Beloved, never avenge yourselves, but leave it to the wrath of God, for it is written, “Vengeance is mine, I will repay, says the Lord.” To the contrary, “if your enemy is hungry, feed him; if he is thirsty, give him something to drink; for by so doing you will heap burning coals on his head.” Romans 12:19-20
|Stephen stoned to death (image source:|
And as they were stoning Stephen, he called out, “Lord Jesus, receive my spirit.” And falling to his knees he cried out with a loud voice,“Lord, do not hold this sin against them.” And when he had said this, he fell asleep. Acts 7:59-60
“But I say to you, love your enemies and pray for those who persecute you” Matthew 5:44
For years, whenever I was tempted to take revenge against someone for an unfair treatment, I had to remind myself that God will judge rightly in the end. The fact that God will judge everyone according to their deeds was a source of great comfort for me. (Not that I was ever seriously persecuted for my faith...) Either you are covered by the blood of Jesus, or you will face God’s wrath yourself. So I was able to leave vengeance to God, knowing He will most perfectly judge. But, while this prevented me from perhaps hating or harming someone, I wonder if this is in fact a Christian response in its fullness. Has not Jesus told us to love our enemies and pray for our persecutors? Ware not the last dying words of Stephen an intercessory prayer for the mob who were throwing rocks at him?

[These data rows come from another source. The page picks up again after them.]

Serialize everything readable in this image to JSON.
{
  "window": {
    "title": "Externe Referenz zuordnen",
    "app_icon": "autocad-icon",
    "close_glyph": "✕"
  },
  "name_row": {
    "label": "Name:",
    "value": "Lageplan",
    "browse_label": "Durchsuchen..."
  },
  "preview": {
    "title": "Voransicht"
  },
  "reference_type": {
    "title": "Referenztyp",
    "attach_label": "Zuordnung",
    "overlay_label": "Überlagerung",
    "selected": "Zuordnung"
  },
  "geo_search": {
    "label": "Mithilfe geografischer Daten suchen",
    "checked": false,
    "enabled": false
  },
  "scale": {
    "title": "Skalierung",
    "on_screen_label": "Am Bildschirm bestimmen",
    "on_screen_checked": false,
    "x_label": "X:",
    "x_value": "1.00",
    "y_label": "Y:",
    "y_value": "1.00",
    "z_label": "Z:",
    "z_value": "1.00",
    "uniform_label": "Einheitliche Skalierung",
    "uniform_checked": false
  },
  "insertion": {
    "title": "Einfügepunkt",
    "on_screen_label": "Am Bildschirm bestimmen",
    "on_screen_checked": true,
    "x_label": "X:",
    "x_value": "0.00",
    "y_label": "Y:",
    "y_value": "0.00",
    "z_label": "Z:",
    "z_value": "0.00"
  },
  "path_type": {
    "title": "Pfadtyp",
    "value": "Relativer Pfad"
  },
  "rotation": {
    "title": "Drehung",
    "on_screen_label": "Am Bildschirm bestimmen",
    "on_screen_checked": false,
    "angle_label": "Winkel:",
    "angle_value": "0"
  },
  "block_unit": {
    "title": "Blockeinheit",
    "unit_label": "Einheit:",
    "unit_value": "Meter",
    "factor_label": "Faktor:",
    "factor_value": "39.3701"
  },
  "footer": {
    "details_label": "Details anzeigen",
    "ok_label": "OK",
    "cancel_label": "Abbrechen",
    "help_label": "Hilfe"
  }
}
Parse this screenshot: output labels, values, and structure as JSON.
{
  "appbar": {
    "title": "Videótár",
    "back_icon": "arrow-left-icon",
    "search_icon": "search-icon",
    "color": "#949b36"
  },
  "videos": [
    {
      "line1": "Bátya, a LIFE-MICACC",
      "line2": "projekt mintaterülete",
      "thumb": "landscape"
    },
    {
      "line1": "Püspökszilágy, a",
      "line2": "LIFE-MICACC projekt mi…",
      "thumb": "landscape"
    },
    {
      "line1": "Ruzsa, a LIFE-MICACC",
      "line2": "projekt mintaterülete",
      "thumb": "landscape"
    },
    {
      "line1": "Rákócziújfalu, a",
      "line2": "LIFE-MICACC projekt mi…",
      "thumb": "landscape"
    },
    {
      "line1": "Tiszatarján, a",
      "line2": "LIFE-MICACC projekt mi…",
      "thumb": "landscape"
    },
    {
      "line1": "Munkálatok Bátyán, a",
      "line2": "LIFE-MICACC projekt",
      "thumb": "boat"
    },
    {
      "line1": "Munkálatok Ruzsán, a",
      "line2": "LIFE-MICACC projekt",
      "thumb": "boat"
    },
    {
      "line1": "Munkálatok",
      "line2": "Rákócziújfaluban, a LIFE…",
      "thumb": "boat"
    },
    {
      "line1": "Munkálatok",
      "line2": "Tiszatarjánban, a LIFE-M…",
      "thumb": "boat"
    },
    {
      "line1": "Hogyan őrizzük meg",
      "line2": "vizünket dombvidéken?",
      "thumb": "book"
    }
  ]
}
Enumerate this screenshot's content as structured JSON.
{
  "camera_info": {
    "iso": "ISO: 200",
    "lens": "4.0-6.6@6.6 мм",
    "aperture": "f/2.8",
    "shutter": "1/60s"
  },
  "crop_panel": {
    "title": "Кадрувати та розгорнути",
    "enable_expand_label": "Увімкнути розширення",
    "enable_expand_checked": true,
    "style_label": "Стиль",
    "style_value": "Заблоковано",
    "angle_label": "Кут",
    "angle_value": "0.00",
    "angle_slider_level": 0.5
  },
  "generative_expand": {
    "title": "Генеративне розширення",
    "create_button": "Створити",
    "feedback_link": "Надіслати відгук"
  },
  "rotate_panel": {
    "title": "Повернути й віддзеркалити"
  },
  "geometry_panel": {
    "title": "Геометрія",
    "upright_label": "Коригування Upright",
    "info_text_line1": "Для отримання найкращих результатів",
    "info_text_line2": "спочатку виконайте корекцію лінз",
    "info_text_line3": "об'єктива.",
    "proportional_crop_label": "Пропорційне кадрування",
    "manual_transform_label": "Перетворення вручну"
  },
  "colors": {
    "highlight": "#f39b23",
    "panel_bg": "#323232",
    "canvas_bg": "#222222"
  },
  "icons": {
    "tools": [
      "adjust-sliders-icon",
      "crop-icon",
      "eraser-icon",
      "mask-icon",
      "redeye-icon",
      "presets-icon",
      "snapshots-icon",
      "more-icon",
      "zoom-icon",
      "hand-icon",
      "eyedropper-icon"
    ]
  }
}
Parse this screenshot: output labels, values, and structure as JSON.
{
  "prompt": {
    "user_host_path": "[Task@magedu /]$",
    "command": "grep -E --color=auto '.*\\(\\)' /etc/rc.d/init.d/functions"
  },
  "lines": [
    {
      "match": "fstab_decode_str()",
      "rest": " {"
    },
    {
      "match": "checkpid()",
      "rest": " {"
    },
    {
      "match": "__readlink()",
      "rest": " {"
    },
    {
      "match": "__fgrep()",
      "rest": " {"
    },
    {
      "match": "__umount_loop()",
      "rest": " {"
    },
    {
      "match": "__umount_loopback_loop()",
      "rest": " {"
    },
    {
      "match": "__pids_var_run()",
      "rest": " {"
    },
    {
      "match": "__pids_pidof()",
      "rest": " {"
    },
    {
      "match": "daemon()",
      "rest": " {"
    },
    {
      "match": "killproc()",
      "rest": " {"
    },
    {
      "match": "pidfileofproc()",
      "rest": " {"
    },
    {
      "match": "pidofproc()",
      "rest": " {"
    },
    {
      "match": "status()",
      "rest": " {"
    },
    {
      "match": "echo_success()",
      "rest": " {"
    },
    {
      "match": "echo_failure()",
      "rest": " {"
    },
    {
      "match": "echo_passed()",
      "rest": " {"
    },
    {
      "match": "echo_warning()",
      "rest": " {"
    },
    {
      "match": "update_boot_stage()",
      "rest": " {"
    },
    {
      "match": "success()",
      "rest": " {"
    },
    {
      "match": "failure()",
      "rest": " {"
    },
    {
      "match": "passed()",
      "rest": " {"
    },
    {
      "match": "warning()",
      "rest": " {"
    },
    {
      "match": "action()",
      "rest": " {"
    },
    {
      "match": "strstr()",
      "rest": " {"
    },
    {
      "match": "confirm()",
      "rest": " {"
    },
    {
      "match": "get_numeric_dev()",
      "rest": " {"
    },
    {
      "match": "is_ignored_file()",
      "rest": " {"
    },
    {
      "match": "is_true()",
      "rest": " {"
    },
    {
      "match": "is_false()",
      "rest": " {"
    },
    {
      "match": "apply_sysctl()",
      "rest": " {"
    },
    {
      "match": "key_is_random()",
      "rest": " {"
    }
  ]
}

It seems I have been focusing too narrowly on the part in Romans 12:20 that says, “heap burning coals on his head.” May God grant me grace that I may love my enemies, feed them when they are hungry, give them drinks when they are thirsty, offer up intercessory prayers for them, and forgive those who sin against me.